by: Darren Baker [ ]
The following content is as provided by the company:
An in-depth history of the small arms made by the Sterling Company of Dagenham, Essex, England, from 1940 until Sterling was purchase by British Aerospace in 1989 and closed.
The Lanchester and the Patchett Machine Carbines were both developed at Sterling Engineering Co Ltd during World War II.
With the appearance of the earliest Patchett prototypes the military began testing them in ever more rigorous trials, wherein the Patchett kept proving its merits. This led to limited UK adoption of the MkII Patchett as the L2A1 in 1953, and the ‘first Sterling’, the MkII, as the L2A2 in 1955.
Then came Sterling’s ‘Crown Jewel’, the superb Mk4, adopted as the general-issue UK ‘Gun, Sub-Machine, L2A3’ in September, 1955. Manufactured briefly but intensively by ROF Fazakerley (1955-1959) and by Sterling for over 30 years, nearly 4000,000 were made.

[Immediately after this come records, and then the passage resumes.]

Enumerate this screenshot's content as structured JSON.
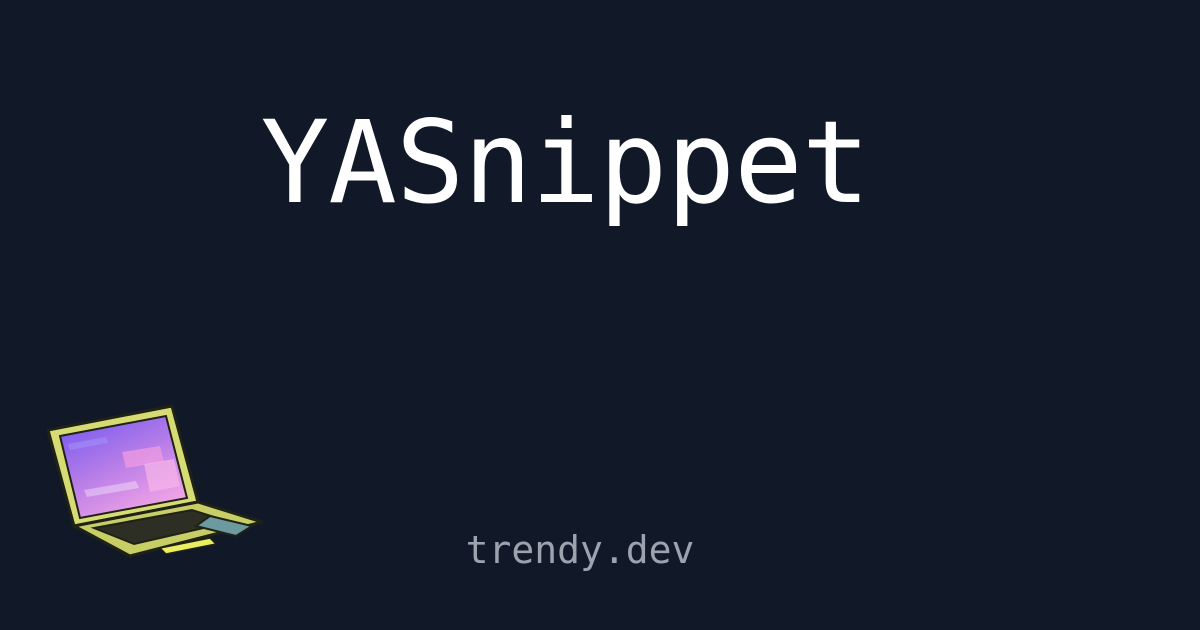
{
  "card": {
    "title": "YASnippet",
    "domain": "trendy.dev"
  },
  "colors": {
    "background": "#111827",
    "title": "#ffffff",
    "domain": "#9ca3af",
    "laptop_body": "#d6dc73",
    "laptop_outline": "#1f2215",
    "screen_top": "#7c5cf2",
    "screen_bottom": "#e08ae6",
    "keyboard": "#2d2f24"
  },
  "illustration": {
    "icon": "laptop-icon"
  }
}
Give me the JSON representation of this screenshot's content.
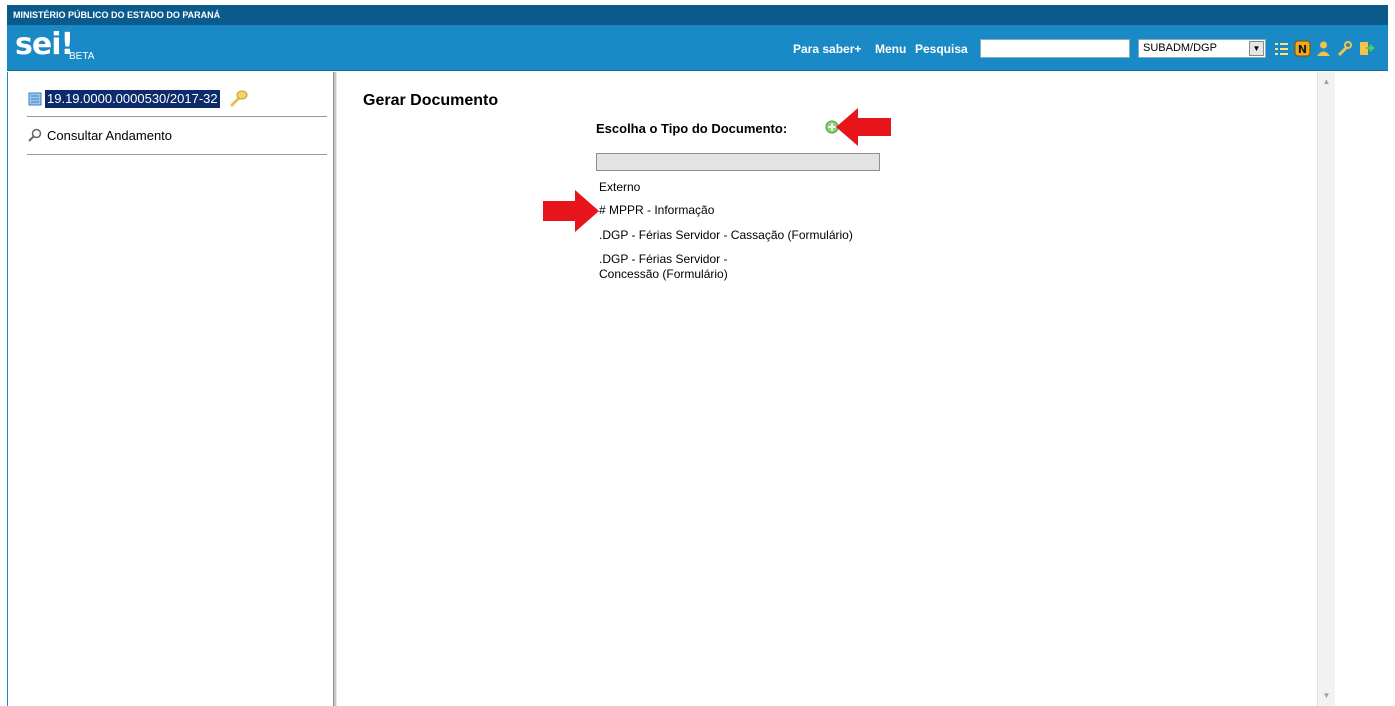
{
  "header": {
    "org_name": "MINISTÉRIO PÚBLICO DO ESTADO DO PARANÁ",
    "logo_text": "sei!",
    "logo_sub": "BETA",
    "links": {
      "para_saber": "Para saber+",
      "menu": "Menu",
      "pesquisa": "Pesquisa"
    },
    "search_value": "",
    "unit_selected": "SUBADM/DGP",
    "toolbar_icons": [
      "list-icon",
      "notes-icon",
      "user-icon",
      "wrench-icon",
      "exit-icon"
    ]
  },
  "tree": {
    "process_number": "19.19.0000.0000530/2017-32",
    "consult_label": "Consultar Andamento"
  },
  "main": {
    "title": "Gerar Documento",
    "choose_label": "Escolha o Tipo do Documento:",
    "filter_value": "",
    "document_types": [
      "Externo",
      "# MPPR - Informação",
      ".DGP - Férias Servidor - Cassação (Formulário)",
      ".DGP - Férias Servidor - Concessão (Formulário)"
    ]
  },
  "colors": {
    "header_dark": "#0b5a8c",
    "header_main": "#1a8ac6",
    "selection": "#0d2a6b",
    "annotation_arrow": "#e8141c"
  }
}
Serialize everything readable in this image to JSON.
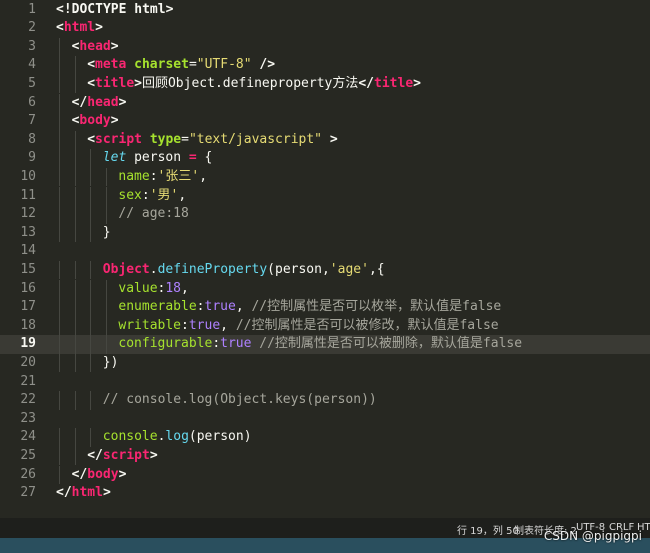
{
  "editor": {
    "current_line": 19,
    "lines": [
      {
        "n": "1",
        "indent": 0,
        "tokens": [
          {
            "c": "t-bracket",
            "t": "<!DOCTYPE html>"
          }
        ]
      },
      {
        "n": "2",
        "indent": 0,
        "tokens": [
          {
            "c": "t-bracket",
            "t": "<"
          },
          {
            "c": "t-tag",
            "t": "html"
          },
          {
            "c": "t-bracket",
            "t": ">"
          }
        ]
      },
      {
        "n": "3",
        "indent": 1,
        "tokens": [
          {
            "c": "t-bracket",
            "t": "<"
          },
          {
            "c": "t-tag",
            "t": "head"
          },
          {
            "c": "t-bracket",
            "t": ">"
          }
        ]
      },
      {
        "n": "4",
        "indent": 2,
        "tokens": [
          {
            "c": "t-bracket",
            "t": "<"
          },
          {
            "c": "t-tag",
            "t": "meta"
          },
          {
            "c": "t-text",
            "t": " "
          },
          {
            "c": "t-attr",
            "t": "charset"
          },
          {
            "c": "t-punc",
            "t": "="
          },
          {
            "c": "t-str",
            "t": "\"UTF-8\""
          },
          {
            "c": "t-text",
            "t": " "
          },
          {
            "c": "t-bracket",
            "t": "/>"
          }
        ]
      },
      {
        "n": "5",
        "indent": 2,
        "tokens": [
          {
            "c": "t-bracket",
            "t": "<"
          },
          {
            "c": "t-tag",
            "t": "title"
          },
          {
            "c": "t-bracket",
            "t": ">"
          },
          {
            "c": "t-text",
            "t": "回顾Object.defineproperty方法"
          },
          {
            "c": "t-bracket",
            "t": "</"
          },
          {
            "c": "t-tag",
            "t": "title"
          },
          {
            "c": "t-bracket",
            "t": ">"
          }
        ]
      },
      {
        "n": "6",
        "indent": 1,
        "tokens": [
          {
            "c": "t-bracket",
            "t": "</"
          },
          {
            "c": "t-tag",
            "t": "head"
          },
          {
            "c": "t-bracket",
            "t": ">"
          }
        ]
      },
      {
        "n": "7",
        "indent": 1,
        "tokens": [
          {
            "c": "t-bracket",
            "t": "<"
          },
          {
            "c": "t-tag",
            "t": "body"
          },
          {
            "c": "t-bracket",
            "t": ">"
          }
        ]
      },
      {
        "n": "8",
        "indent": 2,
        "tokens": [
          {
            "c": "t-bracket",
            "t": "<"
          },
          {
            "c": "t-tag",
            "t": "script"
          },
          {
            "c": "t-text",
            "t": " "
          },
          {
            "c": "t-attr",
            "t": "type"
          },
          {
            "c": "t-punc",
            "t": "="
          },
          {
            "c": "t-str",
            "t": "\"text/javascript\""
          },
          {
            "c": "t-text",
            "t": " "
          },
          {
            "c": "t-bracket",
            "t": ">"
          }
        ]
      },
      {
        "n": "9",
        "indent": 3,
        "tokens": [
          {
            "c": "t-kw",
            "t": "let"
          },
          {
            "c": "t-text",
            "t": " person "
          },
          {
            "c": "t-obj",
            "t": "="
          },
          {
            "c": "t-text",
            "t": " {"
          }
        ]
      },
      {
        "n": "10",
        "indent": 4,
        "tokens": [
          {
            "c": "t-prop",
            "t": "name"
          },
          {
            "c": "t-punc",
            "t": ":"
          },
          {
            "c": "t-str",
            "t": "'张三'"
          },
          {
            "c": "t-punc",
            "t": ","
          }
        ]
      },
      {
        "n": "11",
        "indent": 4,
        "tokens": [
          {
            "c": "t-prop",
            "t": "sex"
          },
          {
            "c": "t-punc",
            "t": ":"
          },
          {
            "c": "t-str",
            "t": "'男'"
          },
          {
            "c": "t-punc",
            "t": ","
          }
        ]
      },
      {
        "n": "12",
        "indent": 4,
        "tokens": [
          {
            "c": "t-cmt",
            "t": "// age:18"
          }
        ]
      },
      {
        "n": "13",
        "indent": 3,
        "tokens": [
          {
            "c": "t-punc",
            "t": "}"
          }
        ]
      },
      {
        "n": "14",
        "indent": 0,
        "tokens": []
      },
      {
        "n": "15",
        "indent": 3,
        "tokens": [
          {
            "c": "t-obj",
            "t": "Object"
          },
          {
            "c": "t-punc",
            "t": "."
          },
          {
            "c": "t-fn",
            "t": "defineProperty"
          },
          {
            "c": "t-punc",
            "t": "(person,"
          },
          {
            "c": "t-str",
            "t": "'age'"
          },
          {
            "c": "t-punc",
            "t": ",{"
          }
        ]
      },
      {
        "n": "16",
        "indent": 4,
        "tokens": [
          {
            "c": "t-prop",
            "t": "value"
          },
          {
            "c": "t-punc",
            "t": ":"
          },
          {
            "c": "t-num",
            "t": "18"
          },
          {
            "c": "t-punc",
            "t": ","
          }
        ]
      },
      {
        "n": "17",
        "indent": 4,
        "tokens": [
          {
            "c": "t-prop",
            "t": "enumerable"
          },
          {
            "c": "t-punc",
            "t": ":"
          },
          {
            "c": "t-bool",
            "t": "true"
          },
          {
            "c": "t-punc",
            "t": ", "
          },
          {
            "c": "t-cmt",
            "t": "//控制属性是否可以枚举，默认值是false"
          }
        ]
      },
      {
        "n": "18",
        "indent": 4,
        "tokens": [
          {
            "c": "t-prop",
            "t": "writable"
          },
          {
            "c": "t-punc",
            "t": ":"
          },
          {
            "c": "t-bool",
            "t": "true"
          },
          {
            "c": "t-punc",
            "t": ", "
          },
          {
            "c": "t-cmt",
            "t": "//控制属性是否可以被修改，默认值是false"
          }
        ]
      },
      {
        "n": "19",
        "indent": 4,
        "tokens": [
          {
            "c": "t-prop",
            "t": "configurable"
          },
          {
            "c": "t-punc",
            "t": ":"
          },
          {
            "c": "t-bool",
            "t": "true"
          },
          {
            "c": "t-text",
            "t": " "
          },
          {
            "c": "t-cmt",
            "t": "//控制属性是否可以被删除，默认值是false"
          }
        ]
      },
      {
        "n": "20",
        "indent": 3,
        "tokens": [
          {
            "c": "t-punc",
            "t": "})"
          }
        ]
      },
      {
        "n": "21",
        "indent": 0,
        "tokens": []
      },
      {
        "n": "22",
        "indent": 3,
        "tokens": [
          {
            "c": "t-cmt",
            "t": "// console.log(Object.keys(person))"
          }
        ]
      },
      {
        "n": "23",
        "indent": 0,
        "tokens": []
      },
      {
        "n": "24",
        "indent": 3,
        "tokens": [
          {
            "c": "t-prop",
            "t": "console"
          },
          {
            "c": "t-punc",
            "t": "."
          },
          {
            "c": "t-fn",
            "t": "log"
          },
          {
            "c": "t-punc",
            "t": "(person)"
          }
        ]
      },
      {
        "n": "25",
        "indent": 2,
        "tokens": [
          {
            "c": "t-bracket",
            "t": "</"
          },
          {
            "c": "t-tag",
            "t": "script"
          },
          {
            "c": "t-bracket",
            "t": ">"
          }
        ]
      },
      {
        "n": "26",
        "indent": 1,
        "tokens": [
          {
            "c": "t-bracket",
            "t": "</"
          },
          {
            "c": "t-tag",
            "t": "body"
          },
          {
            "c": "t-bracket",
            "t": ">"
          }
        ]
      },
      {
        "n": "27",
        "indent": 0,
        "tokens": [
          {
            "c": "t-bracket",
            "t": "</"
          },
          {
            "c": "t-tag",
            "t": "html"
          },
          {
            "c": "t-bracket",
            "t": ">"
          }
        ]
      }
    ]
  },
  "statusbar": {
    "position": "行 19，列 50",
    "tab_size": "制表符长度: 2",
    "encoding": "UTF-8",
    "line_ending": "CRLF",
    "syntax": "HTM"
  },
  "watermark": "CSDN @pigpigpi",
  "colors": {
    "background": "#272822",
    "current_line": "#3a3a34",
    "tag": "#f92672",
    "attribute": "#a6e22e",
    "string": "#e6db74",
    "keyword": "#66d9ef",
    "number": "#ae81ff",
    "comment": "#a6a69c",
    "statusbar": "#1e1f1c"
  }
}
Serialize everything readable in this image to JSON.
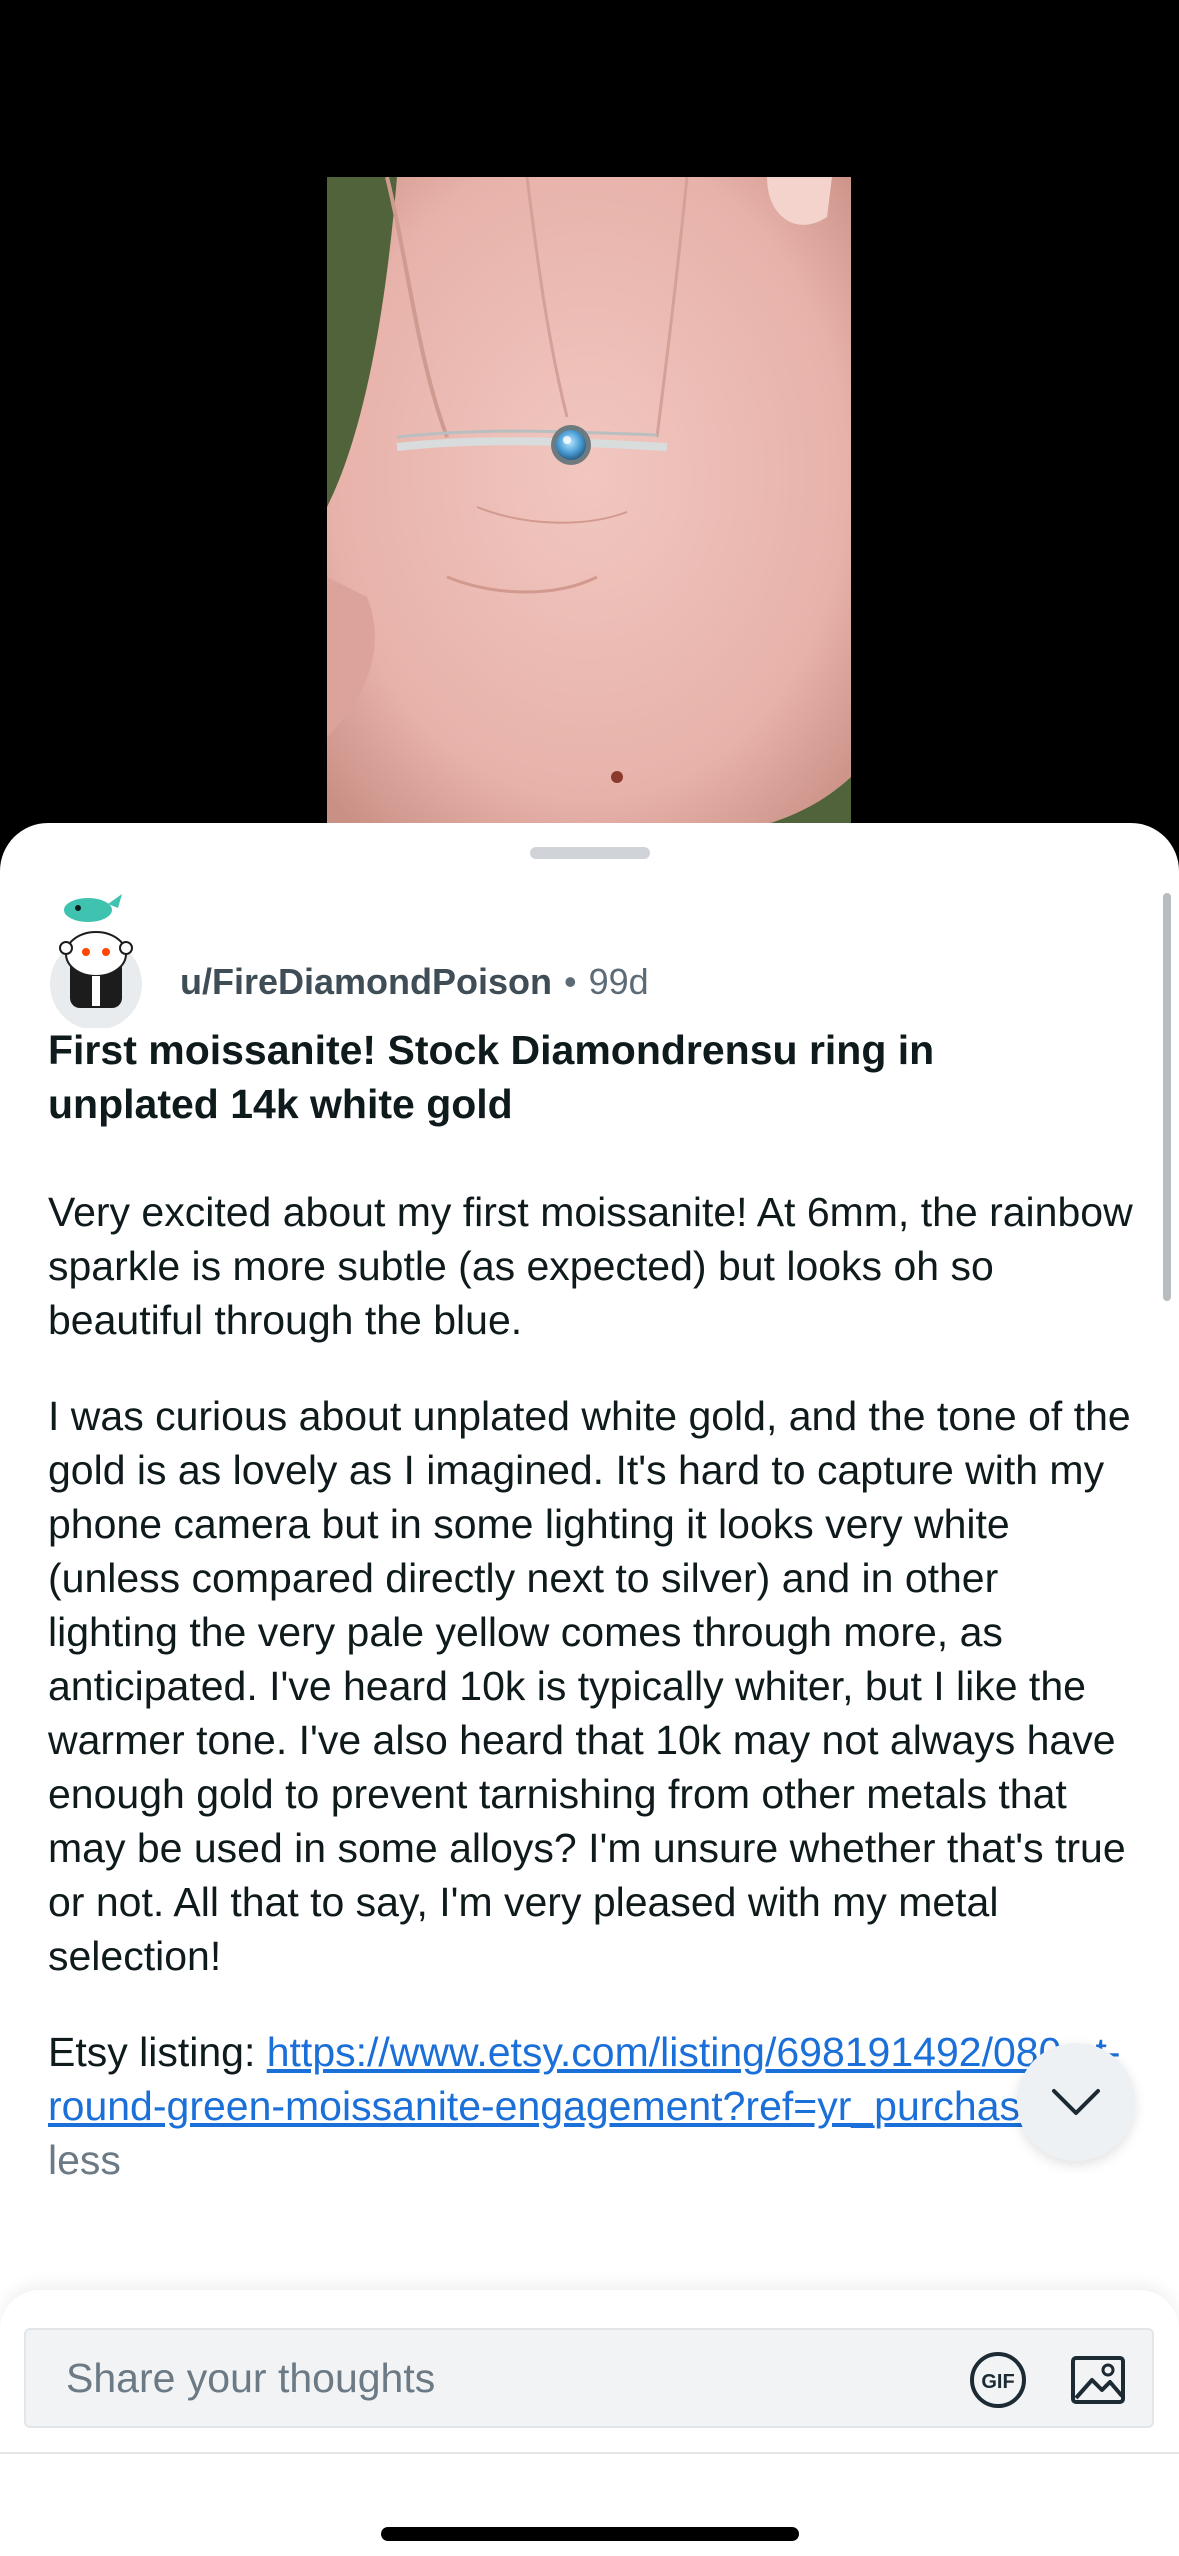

Unlike wraparound bolt designs like the UZI, the Sterling was capable of being truly silenced with standard 9mm ball ammunition (as opposed to being merely ‘supressed). The excellent silenced Sterling-Patchett Mk5, adopted as the UK L34A1 in 1967, is the only Sterling remaining in British Service.
All prototypes, military Marks, commercial and licensed production models of the Sterling are described, including the Canadian C1 SMG and the Indian 1A Carbine. Contains notes on manufacturing methods and procedures as used at Sterling, ROF Fazakerley, Canadian Arsenals Limited and the Indian Small Arms Factory, Kanpur (Cawnpore), plus extensive notes on inter-model interchangeability, serial number ranges, quantities produced, client-country purchases of the various Sterling Marks, and accessories.
This offering from Pen and Sword is a hard backed book covering the history of the Sterling armament company and the weapons it produced. This offering is authored by Peter Laidler, James Edmiston and David Howroyd. The book covers the history and products of this company over 338 pages of very heavy semi gloss stock paper that is very well bound in this offering. The contents of this title are presented as follows:
Foreword of 13th April 2019
Tribute to Robert Blake Stevens
Introduction: A potted history 1901 – 1939
Part 1: The Military Sterling
Chapter 1 – The Lanchester sub-machine gun
Chapter 2 – The prototype Patchetts
Chapter 3 – “Pilot” and “User” trials Patchetts
Chapter 4 – From Mk1 to Production
Chapter 5 – Mr Patchett’s gun gets called up
Chapter 6 – The first Sterling
Chapter 7 – The crown jewel
Chapter 8 – The silent Sterling
Part 2: Commonwealth Sterlings
Chapter 9 – The Canadian connection
Chapter 10 – The Indians curry favour
Part 3: The Later Commercial Sterlings
Chapter 11 – Closing the bolt
Chapter 12 – The Sterling Mk 7 pistols
Chapter 13 – the end of the line
Chapter 14 Other Sterling arms
Part 4: Armourers Talk Shop
Chapter 15 - Mods and soda
Chapter 16 – Accessories and ancillaries
Chapter 17 – Endgames
Chapter 18 – Hard fact
Appendix: List of Headings
This book is one of those gems for the fan of small arms and for anyone who remembers the Sterling sub machine gun; it should be considered that most of us have seen a heavily modified version of this gun as it was the weapon of choice for Darth Vader’s Storm troopers. The family of Sterling sub-machine guns followed on from the Sten gun and remained in service until replaced by the current British Army weapons the SA80.
This book closely and clearly follows the story of these weapons as they progressed over time and the developments that took place. The Sterling family of weapons hold a special place in the modern history of the British Armed Forces and it is great to see such a high level of inspection of this weapons system. The Sterling proved a reliable weapon despite everything the British Squaddies threw at it and it still performed its function well.
If you have an interest in small arms then this is a book that belongs in your library or book shelf. The book does a great job of providing the reader with the story of the weapons that evolved into the Sterling sub-machine gun and the changes in design that took place over that history. The result was a weapon that served in many fields of conflict and performed admirably.
Darren Baker takes a look at a stunning book covering the Sterling Armament Company courtesy of Pen and Sword.
Copyright ©2021 text by Darren Baker [ ]. All rights reserved.